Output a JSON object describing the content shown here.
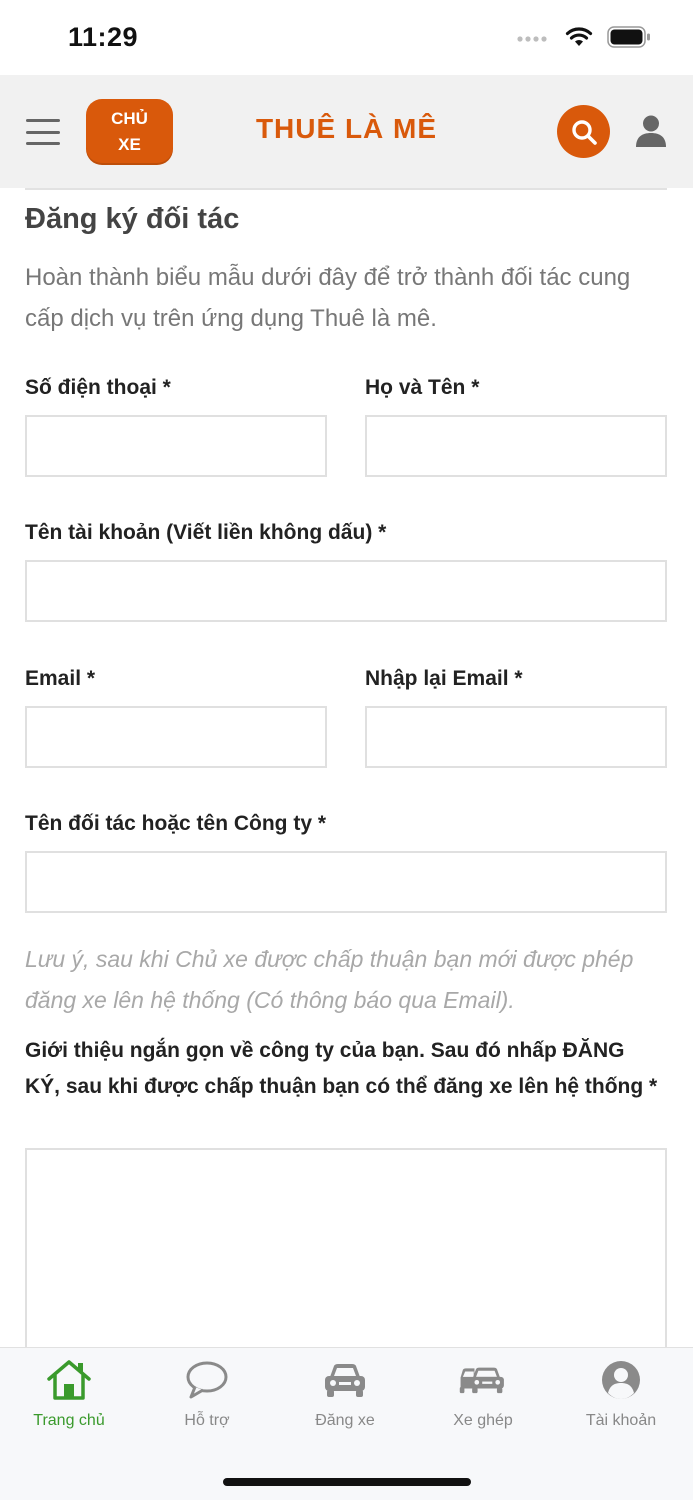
{
  "status_bar": {
    "time": "11:29"
  },
  "header": {
    "owner_badge_line1": "CHỦ",
    "owner_badge_line2": "XE",
    "brand": "THUÊ LÀ MÊ"
  },
  "form": {
    "title": "Đăng ký đối tác",
    "intro": "Hoàn thành biểu mẫu dưới đây để trở thành đối tác cung cấp dịch vụ trên ứng dụng Thuê là mê.",
    "phone_label": "Số điện thoại *",
    "phone_value": "",
    "fullname_label": "Họ và Tên *",
    "fullname_value": "",
    "username_label": "Tên tài khoản (Viết liền không dấu) *",
    "username_value": "",
    "email_label": "Email *",
    "email_value": "",
    "email_confirm_label": "Nhập lại Email *",
    "email_confirm_value": "",
    "company_label": "Tên đối tác hoặc tên Công ty *",
    "company_value": "",
    "note": "Lưu ý, sau khi Chủ xe được chấp thuận bạn mới được phép đăng xe lên hệ thống (Có thông báo qua Email).",
    "intro_field_label": "Giới thiệu ngắn gọn về công ty của bạn. Sau đó nhấp ĐĂNG KÝ, sau khi được chấp thuận bạn có thể đăng xe lên hệ thống *",
    "intro_field_value": ""
  },
  "tabbar": {
    "active_color": "#3a9a2c",
    "brand_color": "#d9590b",
    "items": [
      {
        "label": "Trang chủ",
        "icon": "home-icon",
        "active": true
      },
      {
        "label": "Hỗ trợ",
        "icon": "chat-bubble-icon",
        "active": false
      },
      {
        "label": "Đăng xe",
        "icon": "car-icon",
        "active": false
      },
      {
        "label": "Xe ghép",
        "icon": "two-cars-icon",
        "active": false
      },
      {
        "label": "Tài khoản",
        "icon": "account-circle-icon",
        "active": false
      }
    ]
  }
}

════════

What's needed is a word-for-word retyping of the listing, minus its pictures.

_TASK OUTPUT_.
Output a JSON object describing the content shown here.
{
  "status_bar": {
    "time": "11:29"
  },
  "header": {
    "owner_badge_line1": "CHỦ",
    "owner_badge_line2": "XE",
    "brand": "THUÊ LÀ MÊ"
  },
  "form": {
    "title": "Đăng ký đối tác",
    "intro": "Hoàn thành biểu mẫu dưới đây để trở thành đối tác cung cấp dịch vụ trên ứng dụng Thuê là mê.",
    "phone_label": "Số điện thoại *",
    "phone_value": "",
    "fullname_label": "Họ và Tên *",
    "fullname_value": "",
    "username_label": "Tên tài khoản (Viết liền không dấu) *",
    "username_value": "",
    "email_label": "Email *",
    "email_value": "",
    "email_confirm_label": "Nhập lại Email *",
    "email_confirm_value": "",
    "company_label": "Tên đối tác hoặc tên Công ty *",
    "company_value": "",
    "note": "Lưu ý, sau khi Chủ xe được chấp thuận bạn mới được phép đăng xe lên hệ thống (Có thông báo qua Email).",
    "intro_field_label": "Giới thiệu ngắn gọn về công ty của bạn. Sau đó nhấp ĐĂNG KÝ, sau khi được chấp thuận bạn có thể đăng xe lên hệ thống *",
    "intro_field_value": ""
  },
  "tabbar": {
    "active_color": "#3a9a2c",
    "brand_color": "#d9590b",
    "items": [
      {
        "label": "Trang chủ",
        "icon": "home-icon",
        "active": true
      },
      {
        "label": "Hỗ trợ",
        "icon": "chat-bubble-icon",
        "active": false
      },
      {
        "label": "Đăng xe",
        "icon": "car-icon",
        "active": false
      },
      {
        "label": "Xe ghép",
        "icon": "two-cars-icon",
        "active": false
      },
      {
        "label": "Tài khoản",
        "icon": "account-circle-icon",
        "active": false
      }
    ]
  }
}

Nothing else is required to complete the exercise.